Tim shares similar experiences. The son of two biologists, his happiest childhood memories are of being at his father’s knee, following him along the banks of the South Saskatchewan river helping him collect prairie crocus, Saskatoon berries, wild rice and Equisetum on the wild prairie.  His father was years of ahead of his time in recycling – reusing, mending and mending again, making do – before that concept became a thing. Dinner conversations were about the rise of agriculture and its role in the decimation of habitat and ecosystems.

Years later now, Newfoundland has become our home and with it grows an ever-deepening respect for its winds and appreciation of its pristine and cleansing air. Stepping out of the airport after a tour (yes, I’m aware of/embarrassed by the irony inherit here), at the first deep breathe of that magnificent sea air, we say to ourselves, thankfully – we’re home.

It is difficult to even think about what our children’s future may become on this planet.  (I write this recognizing that, for many it is too late: climate crisis related despair and death has already come.) I am tempted to bury this grief, anxiety, guilt, and hopelessness, pushing them down as far as they will go. Thankfully, advocates like Greta Thunberg, Naomi Klein, David Suzuki and millions of protesters fiercely and fearlessly fight to try to keep our minds and hearts on task.

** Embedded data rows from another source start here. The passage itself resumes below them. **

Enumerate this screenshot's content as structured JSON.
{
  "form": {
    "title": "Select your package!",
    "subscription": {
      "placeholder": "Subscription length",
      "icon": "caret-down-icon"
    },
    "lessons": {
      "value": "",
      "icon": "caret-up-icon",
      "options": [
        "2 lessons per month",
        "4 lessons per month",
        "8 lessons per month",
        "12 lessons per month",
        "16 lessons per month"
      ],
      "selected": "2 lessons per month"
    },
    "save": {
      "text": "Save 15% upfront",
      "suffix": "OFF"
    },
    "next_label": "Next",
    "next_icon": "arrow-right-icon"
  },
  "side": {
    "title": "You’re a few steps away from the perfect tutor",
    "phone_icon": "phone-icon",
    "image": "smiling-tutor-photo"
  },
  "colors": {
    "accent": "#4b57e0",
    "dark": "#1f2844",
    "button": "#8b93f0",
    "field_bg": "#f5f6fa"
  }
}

Music has often reflected upon social and political events of its time and our project aims to do that. Ecology of Being is about – through music and poetry – treasuring the earth, examining our complex relationship with it and truly valuing what we’ve taken for granted for so long.   It’s about thinking, feeling, experiencing both the trauma of a lost earth, but also about treasuring the joy of a world we love.


Special thanks to David Jaeger, Bev Diamond, and Christian Mondor at the Canada Council for your guidance and wisdom.

Five outstanding North American composers are involved in the project:

–  Melissa Hui, faculty of composition at McGill, formerly at Stanford, recipient of a Guggenheim fellowship (1997), Fromm Foundation commission (2000)

– Ian Cusson, Composer-in-Residence with the National Arts Centre Orchestra (2017-2019) and Composer-in-Residence for the Canadian Opera Company (2019-2021). Of Métis and French-Canadian descent, his work explores Canadian Indigenous experience including the history of the Métis people, the hybridity of mixed-racial identity, and the intersection of Western and Indigenous cultures

– Bekah Simms, JUNO nominee, 2019 Barlow Prize Winner, 2018 Karen Kieser Prize in Canadian Music

– Dawn Avery, Mohawk and American composer/ethnomusicologist and Grammy nominee

– Carmen Braden WCMA-nominated composer from Canadian sub-Arctic.


“Ecology of Being” will be featured in Canada in summer 2020 at Toronto Summer Music, Ottawa International Chamber Music Festival, Stratford Summer Music, Tuckamore Festival and Musique Royale.  Eco poetry by Shannon Webb-Campbell as well as short personal reflections by Dahn and Steeves will act as interludes between 50 minutes of new music in this program. The program has the flexibility to allow for a cameo short speech by local scientist or environmentalist.